## [Problem]
A faithful copy of the data is what is wanted, minus any pictures.
──────────
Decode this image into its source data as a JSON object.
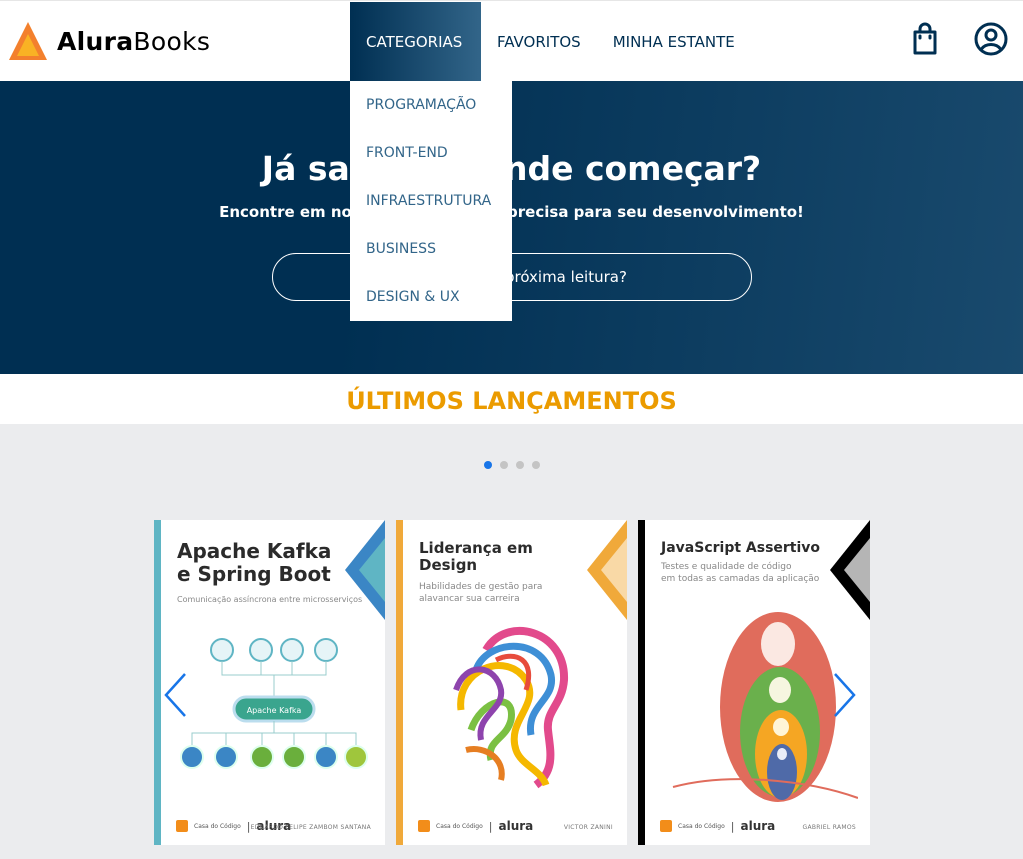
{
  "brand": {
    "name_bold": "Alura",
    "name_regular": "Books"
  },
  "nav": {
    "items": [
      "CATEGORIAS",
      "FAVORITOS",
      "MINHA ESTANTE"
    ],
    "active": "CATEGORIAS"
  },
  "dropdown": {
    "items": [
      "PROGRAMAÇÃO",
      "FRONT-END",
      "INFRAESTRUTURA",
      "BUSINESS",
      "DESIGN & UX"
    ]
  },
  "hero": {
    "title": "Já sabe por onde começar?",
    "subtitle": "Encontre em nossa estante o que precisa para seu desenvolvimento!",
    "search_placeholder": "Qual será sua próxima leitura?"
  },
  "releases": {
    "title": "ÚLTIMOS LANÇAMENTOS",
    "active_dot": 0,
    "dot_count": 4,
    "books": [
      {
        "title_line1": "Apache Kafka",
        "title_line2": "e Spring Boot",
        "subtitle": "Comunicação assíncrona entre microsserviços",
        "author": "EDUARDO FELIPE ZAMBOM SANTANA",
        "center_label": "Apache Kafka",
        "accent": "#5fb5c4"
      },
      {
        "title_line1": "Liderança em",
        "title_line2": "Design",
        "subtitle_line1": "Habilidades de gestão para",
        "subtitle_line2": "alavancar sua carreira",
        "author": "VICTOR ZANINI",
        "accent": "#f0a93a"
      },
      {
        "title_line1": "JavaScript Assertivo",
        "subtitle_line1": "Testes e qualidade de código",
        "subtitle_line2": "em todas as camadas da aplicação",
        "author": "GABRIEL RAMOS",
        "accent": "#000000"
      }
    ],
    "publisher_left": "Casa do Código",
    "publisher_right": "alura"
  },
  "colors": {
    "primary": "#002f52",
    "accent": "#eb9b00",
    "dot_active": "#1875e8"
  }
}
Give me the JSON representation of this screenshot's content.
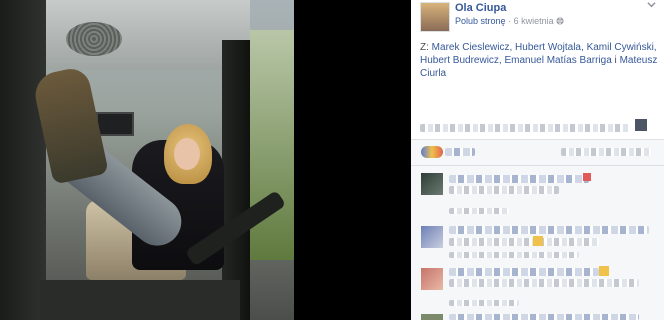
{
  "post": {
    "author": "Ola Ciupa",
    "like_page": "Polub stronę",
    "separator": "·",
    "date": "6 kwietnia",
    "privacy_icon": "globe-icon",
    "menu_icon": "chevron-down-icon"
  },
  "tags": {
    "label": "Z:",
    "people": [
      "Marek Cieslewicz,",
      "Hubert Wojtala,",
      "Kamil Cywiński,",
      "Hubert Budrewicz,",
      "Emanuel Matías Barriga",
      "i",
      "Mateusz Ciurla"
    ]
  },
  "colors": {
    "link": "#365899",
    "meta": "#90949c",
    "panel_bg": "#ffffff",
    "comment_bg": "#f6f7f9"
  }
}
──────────
## [Solution for this problem]
Decode this image into its source data as a JSON object.
{
  "brand": {
    "name_bold": "Alura",
    "name_regular": "Books"
  },
  "nav": {
    "items": [
      "CATEGORIAS",
      "FAVORITOS",
      "MINHA ESTANTE"
    ],
    "active": "CATEGORIAS"
  },
  "dropdown": {
    "items": [
      "PROGRAMAÇÃO",
      "FRONT-END",
      "INFRAESTRUTURA",
      "BUSINESS",
      "DESIGN & UX"
    ]
  },
  "hero": {
    "title": "Já sabe por onde começar?",
    "subtitle": "Encontre em nossa estante o que precisa para seu desenvolvimento!",
    "search_placeholder": "Qual será sua próxima leitura?"
  },
  "releases": {
    "title": "ÚLTIMOS LANÇAMENTOS",
    "active_dot": 0,
    "dot_count": 4,
    "books": [
      {
        "title_line1": "Apache Kafka",
        "title_line2": "e Spring Boot",
        "subtitle": "Comunicação assíncrona entre microsserviços",
        "author": "EDUARDO FELIPE ZAMBOM SANTANA",
        "center_label": "Apache Kafka",
        "accent": "#5fb5c4"
      },
      {
        "title_line1": "Liderança em",
        "title_line2": "Design",
        "subtitle_line1": "Habilidades de gestão para",
        "subtitle_line2": "alavancar sua carreira",
        "author": "VICTOR ZANINI",
        "accent": "#f0a93a"
      },
      {
        "title_line1": "JavaScript Assertivo",
        "subtitle_line1": "Testes e qualidade de código",
        "subtitle_line2": "em todas as camadas da aplicação",
        "author": "GABRIEL RAMOS",
        "accent": "#000000"
      }
    ],
    "publisher_left": "Casa do Código",
    "publisher_right": "alura"
  },
  "colors": {
    "primary": "#002f52",
    "accent": "#eb9b00",
    "dot_active": "#1875e8"
  }
}
Give me the JSON representation of this screenshot's content.
{
  "post": {
    "author": "Ola Ciupa",
    "like_page": "Polub stronę",
    "separator": "·",
    "date": "6 kwietnia",
    "privacy_icon": "globe-icon",
    "menu_icon": "chevron-down-icon"
  },
  "tags": {
    "label": "Z:",
    "people": [
      "Marek Cieslewicz,",
      "Hubert Wojtala,",
      "Kamil Cywiński,",
      "Hubert Budrewicz,",
      "Emanuel Matías Barriga",
      "i",
      "Mateusz Ciurla"
    ]
  },
  "colors": {
    "link": "#365899",
    "meta": "#90949c",
    "panel_bg": "#ffffff",
    "comment_bg": "#f6f7f9"
  }
}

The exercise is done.